═════ Listed records ═════

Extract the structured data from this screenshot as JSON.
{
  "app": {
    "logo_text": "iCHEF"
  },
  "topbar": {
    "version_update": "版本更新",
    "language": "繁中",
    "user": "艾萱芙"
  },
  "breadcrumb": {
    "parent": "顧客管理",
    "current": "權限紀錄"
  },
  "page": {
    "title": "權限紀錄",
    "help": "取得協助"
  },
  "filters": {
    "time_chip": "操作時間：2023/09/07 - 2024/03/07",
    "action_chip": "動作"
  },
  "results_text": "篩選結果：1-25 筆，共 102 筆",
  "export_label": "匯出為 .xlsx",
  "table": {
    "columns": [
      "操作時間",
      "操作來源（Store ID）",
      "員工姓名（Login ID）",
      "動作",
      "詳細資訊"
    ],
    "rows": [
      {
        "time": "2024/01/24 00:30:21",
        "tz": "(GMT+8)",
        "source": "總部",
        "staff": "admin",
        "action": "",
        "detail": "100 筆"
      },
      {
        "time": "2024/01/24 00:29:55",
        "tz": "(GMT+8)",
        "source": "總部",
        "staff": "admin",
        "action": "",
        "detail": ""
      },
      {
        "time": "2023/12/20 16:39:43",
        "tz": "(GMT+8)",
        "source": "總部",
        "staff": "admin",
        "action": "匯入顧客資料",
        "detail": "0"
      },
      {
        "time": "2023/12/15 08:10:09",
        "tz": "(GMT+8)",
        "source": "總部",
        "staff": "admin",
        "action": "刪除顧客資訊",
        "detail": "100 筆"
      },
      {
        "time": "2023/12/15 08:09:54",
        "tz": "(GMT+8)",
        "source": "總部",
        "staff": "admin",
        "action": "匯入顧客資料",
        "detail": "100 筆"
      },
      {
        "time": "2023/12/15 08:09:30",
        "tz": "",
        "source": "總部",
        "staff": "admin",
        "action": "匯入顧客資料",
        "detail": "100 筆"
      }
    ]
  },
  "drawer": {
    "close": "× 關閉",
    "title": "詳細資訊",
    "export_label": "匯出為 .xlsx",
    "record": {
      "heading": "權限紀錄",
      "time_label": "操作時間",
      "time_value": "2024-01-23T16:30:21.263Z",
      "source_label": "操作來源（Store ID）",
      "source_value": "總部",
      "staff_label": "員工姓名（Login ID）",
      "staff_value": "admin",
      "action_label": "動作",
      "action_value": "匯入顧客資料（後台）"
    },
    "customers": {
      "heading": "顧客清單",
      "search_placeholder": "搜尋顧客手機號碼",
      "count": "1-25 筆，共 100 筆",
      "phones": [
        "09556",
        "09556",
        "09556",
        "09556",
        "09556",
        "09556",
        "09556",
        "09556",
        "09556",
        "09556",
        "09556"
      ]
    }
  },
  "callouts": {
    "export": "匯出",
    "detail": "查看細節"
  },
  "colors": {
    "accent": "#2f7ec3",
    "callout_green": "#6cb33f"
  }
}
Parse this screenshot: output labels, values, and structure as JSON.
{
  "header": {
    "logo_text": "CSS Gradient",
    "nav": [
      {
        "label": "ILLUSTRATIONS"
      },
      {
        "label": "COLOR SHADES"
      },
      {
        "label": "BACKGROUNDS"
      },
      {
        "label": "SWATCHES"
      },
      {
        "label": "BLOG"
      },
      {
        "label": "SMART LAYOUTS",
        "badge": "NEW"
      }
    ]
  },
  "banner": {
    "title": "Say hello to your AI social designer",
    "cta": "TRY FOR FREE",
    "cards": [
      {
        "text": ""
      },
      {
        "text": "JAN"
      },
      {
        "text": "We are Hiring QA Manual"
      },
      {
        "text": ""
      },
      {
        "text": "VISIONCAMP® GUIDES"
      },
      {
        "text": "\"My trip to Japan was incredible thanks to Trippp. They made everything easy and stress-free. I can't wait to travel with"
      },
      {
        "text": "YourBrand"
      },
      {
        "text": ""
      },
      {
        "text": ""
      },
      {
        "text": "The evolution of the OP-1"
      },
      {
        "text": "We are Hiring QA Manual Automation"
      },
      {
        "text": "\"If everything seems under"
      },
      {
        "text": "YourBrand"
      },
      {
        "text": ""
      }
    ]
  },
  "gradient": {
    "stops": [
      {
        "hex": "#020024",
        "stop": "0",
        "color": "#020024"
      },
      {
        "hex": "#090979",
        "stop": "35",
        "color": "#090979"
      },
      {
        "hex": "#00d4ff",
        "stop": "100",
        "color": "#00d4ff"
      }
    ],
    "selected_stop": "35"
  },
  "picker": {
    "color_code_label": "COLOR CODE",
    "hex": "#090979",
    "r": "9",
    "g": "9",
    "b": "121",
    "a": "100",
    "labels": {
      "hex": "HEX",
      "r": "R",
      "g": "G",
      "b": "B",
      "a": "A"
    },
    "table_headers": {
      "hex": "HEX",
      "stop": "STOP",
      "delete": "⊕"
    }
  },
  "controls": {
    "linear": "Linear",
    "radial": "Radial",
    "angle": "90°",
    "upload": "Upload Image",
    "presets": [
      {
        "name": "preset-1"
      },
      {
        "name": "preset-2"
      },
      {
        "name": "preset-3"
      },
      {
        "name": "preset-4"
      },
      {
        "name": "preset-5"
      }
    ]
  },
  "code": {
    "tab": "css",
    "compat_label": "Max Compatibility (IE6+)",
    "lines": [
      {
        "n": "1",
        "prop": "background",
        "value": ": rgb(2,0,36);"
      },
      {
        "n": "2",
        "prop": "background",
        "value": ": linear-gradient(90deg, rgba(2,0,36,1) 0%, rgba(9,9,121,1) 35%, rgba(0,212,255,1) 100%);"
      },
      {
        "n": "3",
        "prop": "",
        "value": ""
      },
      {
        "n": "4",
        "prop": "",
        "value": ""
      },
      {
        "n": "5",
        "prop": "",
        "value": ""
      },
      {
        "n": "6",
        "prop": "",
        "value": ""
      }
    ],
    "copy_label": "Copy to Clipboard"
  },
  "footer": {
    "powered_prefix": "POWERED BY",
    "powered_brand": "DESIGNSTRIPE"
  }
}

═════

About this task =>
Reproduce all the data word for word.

Written solution =>
Extract the structured data from this screenshot as JSON.
{
  "app": {
    "logo_text": "iCHEF"
  },
  "topbar": {
    "version_update": "版本更新",
    "language": "繁中",
    "user": "艾萱芙"
  },
  "breadcrumb": {
    "parent": "顧客管理",
    "current": "權限紀錄"
  },
  "page": {
    "title": "權限紀錄",
    "help": "取得協助"
  },
  "filters": {
    "time_chip": "操作時間：2023/09/07 - 2024/03/07",
    "action_chip": "動作"
  },
  "results_text": "篩選結果：1-25 筆，共 102 筆",
  "export_label": "匯出為 .xlsx",
  "table": {
    "columns": [
      "操作時間",
      "操作來源（Store ID）",
      "員工姓名（Login ID）",
      "動作",
      "詳細資訊"
    ],
    "rows": [
      {
        "time": "2024/01/24 00:30:21",
        "tz": "(GMT+8)",
        "source": "總部",
        "staff": "admin",
        "action": "",
        "detail": "100 筆"
      },
      {
        "time": "2024/01/24 00:29:55",
        "tz": "(GMT+8)",
        "source": "總部",
        "staff": "admin",
        "action": "",
        "detail": ""
      },
      {
        "time": "2023/12/20 16:39:43",
        "tz": "(GMT+8)",
        "source": "總部",
        "staff": "admin",
        "action": "匯入顧客資料",
        "detail": "0"
      },
      {
        "time": "2023/12/15 08:10:09",
        "tz": "(GMT+8)",
        "source": "總部",
        "staff": "admin",
        "action": "刪除顧客資訊",
        "detail": "100 筆"
      },
      {
        "time": "2023/12/15 08:09:54",
        "tz": "(GMT+8)",
        "source": "總部",
        "staff": "admin",
        "action": "匯入顧客資料",
        "detail": "100 筆"
      },
      {
        "time": "2023/12/15 08:09:30",
        "tz": "",
        "source": "總部",
        "staff": "admin",
        "action": "匯入顧客資料",
        "detail": "100 筆"
      }
    ]
  },
  "drawer": {
    "close": "× 關閉",
    "title": "詳細資訊",
    "export_label": "匯出為 .xlsx",
    "record": {
      "heading": "權限紀錄",
      "time_label": "操作時間",
      "time_value": "2024-01-23T16:30:21.263Z",
      "source_label": "操作來源（Store ID）",
      "source_value": "總部",
      "staff_label": "員工姓名（Login ID）",
      "staff_value": "admin",
      "action_label": "動作",
      "action_value": "匯入顧客資料（後台）"
    },
    "customers": {
      "heading": "顧客清單",
      "search_placeholder": "搜尋顧客手機號碼",
      "count": "1-25 筆，共 100 筆",
      "phones": [
        "09556",
        "09556",
        "09556",
        "09556",
        "09556",
        "09556",
        "09556",
        "09556",
        "09556",
        "09556",
        "09556"
      ]
    }
  },
  "callouts": {
    "export": "匯出",
    "detail": "查看細節"
  },
  "colors": {
    "accent": "#2f7ec3",
    "callout_green": "#6cb33f"
  }
}
Parse this screenshot: output labels, values, and structure as JSON.
{
  "header": {
    "logo_text": "CSS Gradient",
    "nav": [
      {
        "label": "ILLUSTRATIONS"
      },
      {
        "label": "COLOR SHADES"
      },
      {
        "label": "BACKGROUNDS"
      },
      {
        "label": "SWATCHES"
      },
      {
        "label": "BLOG"
      },
      {
        "label": "SMART LAYOUTS",
        "badge": "NEW"
      }
    ]
  },
  "banner": {
    "title": "Say hello to your AI social designer",
    "cta": "TRY FOR FREE",
    "cards": [
      {
        "text": ""
      },
      {
        "text": "JAN"
      },
      {
        "text": "We are Hiring QA Manual"
      },
      {
        "text": ""
      },
      {
        "text": "VISIONCAMP® GUIDES"
      },
      {
        "text": "\"My trip to Japan was incredible thanks to Trippp. They made everything easy and stress-free. I can't wait to travel with"
      },
      {
        "text": "YourBrand"
      },
      {
        "text": ""
      },
      {
        "text": ""
      },
      {
        "text": "The evolution of the OP-1"
      },
      {
        "text": "We are Hiring QA Manual Automation"
      },
      {
        "text": "\"If everything seems under"
      },
      {
        "text": "YourBrand"
      },
      {
        "text": ""
      }
    ]
  },
  "gradient": {
    "stops": [
      {
        "hex": "#020024",
        "stop": "0",
        "color": "#020024"
      },
      {
        "hex": "#090979",
        "stop": "35",
        "color": "#090979"
      },
      {
        "hex": "#00d4ff",
        "stop": "100",
        "color": "#00d4ff"
      }
    ],
    "selected_stop": "35"
  },
  "picker": {
    "color_code_label": "COLOR CODE",
    "hex": "#090979",
    "r": "9",
    "g": "9",
    "b": "121",
    "a": "100",
    "labels": {
      "hex": "HEX",
      "r": "R",
      "g": "G",
      "b": "B",
      "a": "A"
    },
    "table_headers": {
      "hex": "HEX",
      "stop": "STOP",
      "delete": "⊕"
    }
  },
  "controls": {
    "linear": "Linear",
    "radial": "Radial",
    "angle": "90°",
    "upload": "Upload Image",
    "presets": [
      {
        "name": "preset-1"
      },
      {
        "name": "preset-2"
      },
      {
        "name": "preset-3"
      },
      {
        "name": "preset-4"
      },
      {
        "name": "preset-5"
      }
    ]
  },
  "code": {
    "tab": "css",
    "compat_label": "Max Compatibility (IE6+)",
    "lines": [
      {
        "n": "1",
        "prop": "background",
        "value": ": rgb(2,0,36);"
      },
      {
        "n": "2",
        "prop": "background",
        "value": ": linear-gradient(90deg, rgba(2,0,36,1) 0%, rgba(9,9,121,1) 35%, rgba(0,212,255,1) 100%);"
      },
      {
        "n": "3",
        "prop": "",
        "value": ""
      },
      {
        "n": "4",
        "prop": "",
        "value": ""
      },
      {
        "n": "5",
        "prop": "",
        "value": ""
      },
      {
        "n": "6",
        "prop": "",
        "value": ""
      }
    ],
    "copy_label": "Copy to Clipboard"
  },
  "footer": {
    "powered_prefix": "POWERED BY",
    "powered_brand": "DESIGNSTRIPE"
  }
}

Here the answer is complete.